_Dataset:_
==*==
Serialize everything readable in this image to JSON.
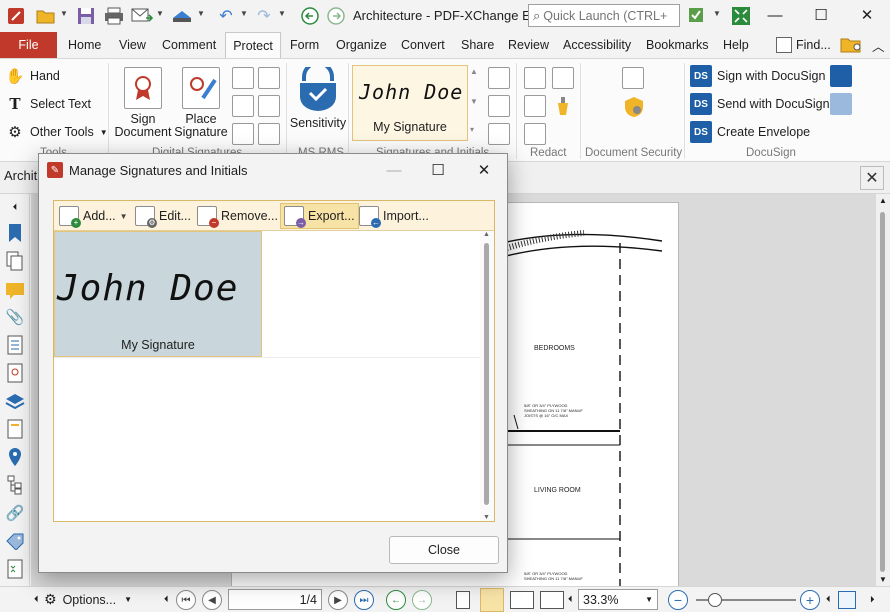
{
  "window": {
    "title": "Architecture - PDF-XChange Ed...",
    "quick_launch_placeholder": "Quick Launch (CTRL+.)",
    "minimize": "—",
    "maximize": "☐",
    "close": "✕"
  },
  "ribbon_tabs": [
    "File",
    "Home",
    "View",
    "Comment",
    "Protect",
    "Form",
    "Organize",
    "Convert",
    "Share",
    "Review",
    "Accessibility",
    "Bookmarks",
    "Help"
  ],
  "active_tab": "Protect",
  "find_label": "Find...",
  "ribbon": {
    "tools": {
      "hand": "Hand",
      "select_text": "Select Text",
      "other_tools": "Other Tools",
      "group_label": "Tools"
    },
    "digital_signatures": {
      "sign_document": "Sign\nDocument",
      "place_signature": "Place\nSignature",
      "group_label": "Digital Signatures"
    },
    "ms_rms": {
      "sensitivity": "Sensitivity",
      "group_label": "MS RMS"
    },
    "signatures_initials": {
      "preview_text": "John  Doe",
      "preview_caption": "My Signature",
      "group_label": "Signatures and Initials"
    },
    "redact": {
      "group_label": "Redact"
    },
    "document_security": {
      "group_label": "Document Security"
    },
    "docusign": {
      "sign_with": "Sign with DocuSign",
      "send_with": "Send with DocuSign",
      "create_envelope": "Create Envelope",
      "group_label": "DocuSign"
    }
  },
  "document_tab": {
    "name": "Archit",
    "close": "✕"
  },
  "drawing_labels": {
    "bedrooms": "BEDROOMS",
    "living_room": "LIVING ROOM",
    "note1": "5/8\" OR 3/4\" PLYWOOD\nSHEATHING ON 11 7/8\" MANUF\nJOISTS @ 16\" O/C MAX",
    "note2": "5/8\" OR 3/4\" PLYWOOD\nSHEATHING ON 11 7/8\" MANUF"
  },
  "statusbar": {
    "options": "Options...",
    "page_indicator": "1/4",
    "zoom": "33.3%"
  },
  "dialog": {
    "title": "Manage Signatures and Initials",
    "toolbar": {
      "add": "Add...",
      "edit": "Edit...",
      "remove": "Remove...",
      "export": "Export...",
      "import": "Import..."
    },
    "signatures": [
      {
        "script": "John  Doe",
        "label": "My Signature"
      }
    ],
    "close_button": "Close"
  },
  "colors": {
    "file_tab": "#c0392b",
    "accent_border": "#d9b867",
    "selected_card": "#c9d7dc",
    "docusign": "#1f5fa8"
  }
}
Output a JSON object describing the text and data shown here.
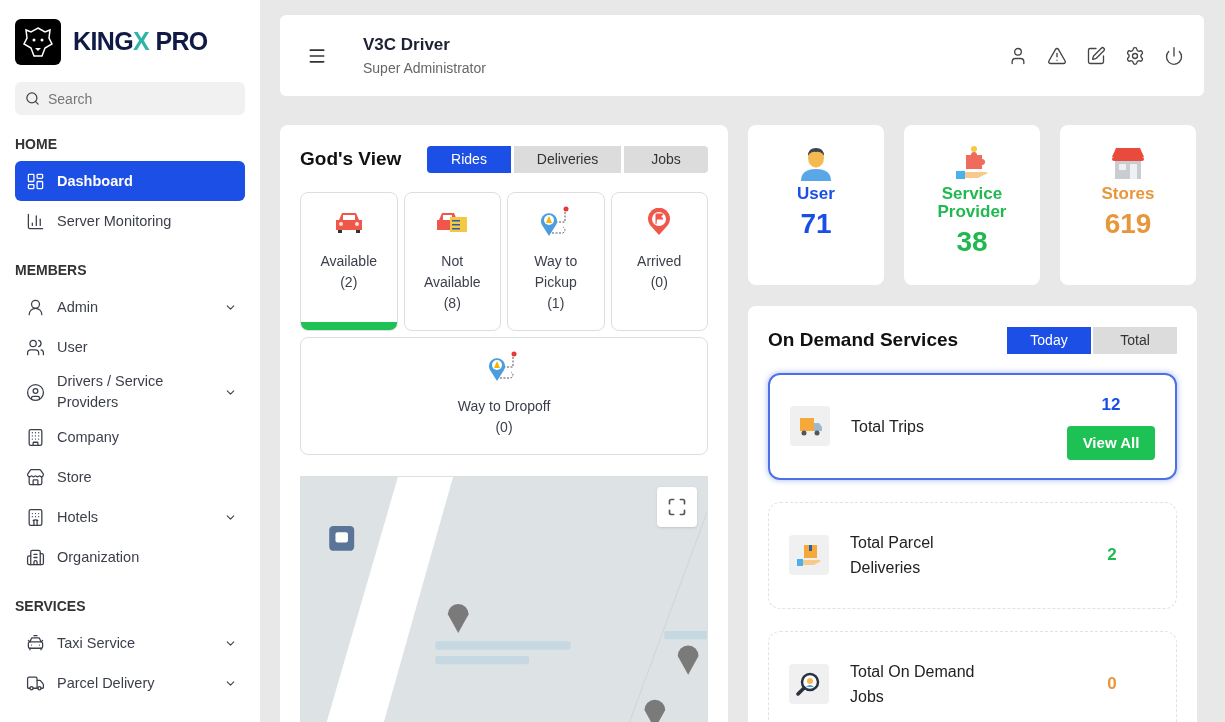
{
  "brand": {
    "name_main": "KINGX",
    "name_accent": "PRO"
  },
  "search": {
    "placeholder": "Search"
  },
  "sidebar": {
    "sections": [
      {
        "title": "HOME",
        "items": [
          {
            "label": "Dashboard",
            "selected": true,
            "expandable": false
          },
          {
            "label": "Server Monitoring",
            "selected": false,
            "expandable": false
          }
        ]
      },
      {
        "title": "MEMBERS",
        "items": [
          {
            "label": "Admin",
            "selected": false,
            "expandable": true
          },
          {
            "label": "User",
            "selected": false,
            "expandable": false
          },
          {
            "label": "Drivers / Service Providers",
            "selected": false,
            "expandable": true
          },
          {
            "label": "Company",
            "selected": false,
            "expandable": false
          },
          {
            "label": "Store",
            "selected": false,
            "expandable": false
          },
          {
            "label": "Hotels",
            "selected": false,
            "expandable": true
          },
          {
            "label": "Organization",
            "selected": false,
            "expandable": false
          }
        ]
      },
      {
        "title": "SERVICES",
        "items": [
          {
            "label": "Taxi Service",
            "selected": false,
            "expandable": true
          },
          {
            "label": "Parcel Delivery",
            "selected": false,
            "expandable": true
          }
        ]
      }
    ]
  },
  "header": {
    "title": "V3C Driver",
    "subtitle": "Super Administrator"
  },
  "gods_view": {
    "title": "God's View",
    "tabs": [
      {
        "label": "Rides",
        "selected": true
      },
      {
        "label": "Deliveries",
        "selected": false
      },
      {
        "label": "Jobs",
        "selected": false
      }
    ],
    "statuses": [
      {
        "kind": "car",
        "label": "Available",
        "count": "(2)",
        "selected": true
      },
      {
        "kind": "car-list",
        "label": "Not Available",
        "count": "(8)",
        "selected": false
      },
      {
        "kind": "route",
        "label": "Way to Pickup",
        "count": "(1)",
        "selected": false
      },
      {
        "kind": "flag",
        "label": "Arrived",
        "count": "(0)",
        "selected": false
      },
      {
        "kind": "route",
        "label": "Way to Dropoff",
        "count": "(0)",
        "selected": false
      }
    ]
  },
  "stats": [
    {
      "kind": "user",
      "label": "User",
      "value": "71",
      "color": "#1a4fe6"
    },
    {
      "kind": "provider",
      "label": "Service Provider",
      "value": "38",
      "color": "#20b94f"
    },
    {
      "kind": "store",
      "label": "Stores",
      "value": "619",
      "color": "#e8963a"
    }
  ],
  "on_demand": {
    "title": "On Demand Services",
    "tabs": [
      {
        "label": "Today",
        "selected": true
      },
      {
        "label": "Total",
        "selected": false
      }
    ],
    "items": [
      {
        "kind": "trips",
        "label": "Total Trips",
        "value": "12",
        "color": "#1a4fe6",
        "selected": true,
        "button": "View All"
      },
      {
        "kind": "parcel",
        "label": "Total Parcel Deliveries",
        "value": "2",
        "color": "#20b94f",
        "selected": false
      },
      {
        "kind": "jobs",
        "label": "Total On Demand Jobs",
        "value": "0",
        "color": "#e8963a",
        "selected": false
      }
    ]
  }
}
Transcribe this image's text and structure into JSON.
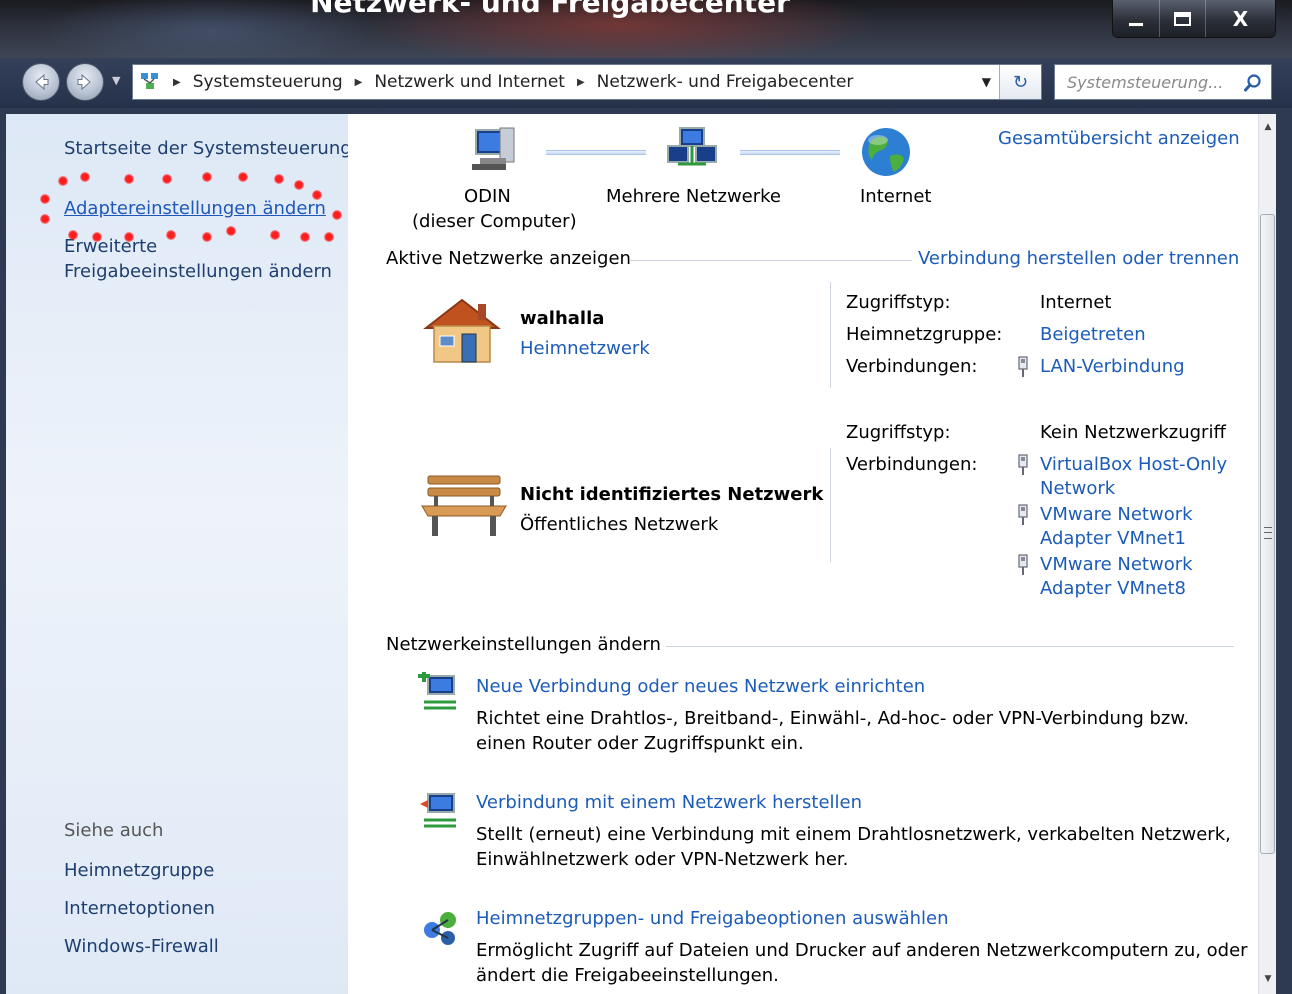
{
  "window": {
    "title": "Netzwerk- und Freigabecenter",
    "minimize": "–",
    "maximize": "□",
    "close": "X"
  },
  "address_bar": {
    "breadcrumbs": [
      "Systemsteuerung",
      "Netzwerk und Internet",
      "Netzwerk- und Freigabecenter"
    ],
    "search_placeholder": "Systemsteuerung..."
  },
  "sidebar": {
    "links": [
      {
        "label": "Startseite der Systemsteuerung"
      },
      {
        "label": "Adaptereinstellungen ändern"
      },
      {
        "label": "Erweiterte"
      },
      {
        "label": "Freigabeeinstellungen ändern"
      }
    ],
    "see_also_heading": "Siehe auch",
    "see_also": [
      {
        "label": "Heimnetzgruppe"
      },
      {
        "label": "Internetoptionen"
      },
      {
        "label": "Windows-Firewall"
      }
    ]
  },
  "network_map": {
    "full_map_link": "Gesamtübersicht anzeigen",
    "nodes": [
      {
        "label_line1": "ODIN",
        "label_line2": "(dieser Computer)"
      },
      {
        "label_line1": "Mehrere Netzwerke"
      },
      {
        "label_line1": "Internet"
      }
    ]
  },
  "active_networks": {
    "heading": "Aktive Netzwerke anzeigen",
    "connect_link": "Verbindung herstellen oder trennen",
    "networks": [
      {
        "name": "walhalla",
        "type": "Heimnetzwerk",
        "access_label": "Zugriffstyp:",
        "access_value": "Internet",
        "homegroup_label": "Heimnetzgruppe:",
        "homegroup_value": "Beigetreten",
        "connections_label": "Verbindungen:",
        "connections": [
          "LAN-Verbindung"
        ]
      },
      {
        "name": "Nicht identifiziertes Netzwerk",
        "type": "Öffentliches Netzwerk",
        "access_label": "Zugriffstyp:",
        "access_value": "Kein Netzwerkzugriff",
        "connections_label": "Verbindungen:",
        "connections": [
          {
            "line1": "VirtualBox Host-Only",
            "line2": "Network"
          },
          {
            "line1": "VMware Network",
            "line2": "Adapter VMnet1"
          },
          {
            "line1": "VMware Network",
            "line2": "Adapter VMnet8"
          }
        ]
      }
    ]
  },
  "settings": {
    "heading": "Netzwerkeinstellungen ändern",
    "tasks": [
      {
        "title": "Neue Verbindung oder neues Netzwerk einrichten",
        "desc_line1": "Richtet eine Drahtlos-, Breitband-, Einwähl-, Ad-hoc- oder VPN-Verbindung bzw.",
        "desc_line2": "einen Router oder Zugriffspunkt ein."
      },
      {
        "title": "Verbindung mit einem Netzwerk herstellen",
        "desc_line1": "Stellt (erneut) eine Verbindung mit einem Drahtlosnetzwerk, verkabelten Netzwerk,",
        "desc_line2": "Einwählnetzwerk oder VPN-Netzwerk her."
      },
      {
        "title": "Heimnetzgruppen- und Freigabeoptionen auswählen",
        "desc_line1": "Ermöglicht Zugriff auf Dateien und Drucker auf anderen Netzwerkcomputern zu, oder",
        "desc_line2": "ändert die Freigabeeinstellungen."
      }
    ]
  },
  "colors": {
    "link": "#1c5cb8",
    "sidebar_link": "#1e3e6e",
    "highlight_marker": "#ff1a1a",
    "frame": "#2e3a52"
  }
}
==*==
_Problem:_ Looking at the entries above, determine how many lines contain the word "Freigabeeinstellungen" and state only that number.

_Response to this task:_ 2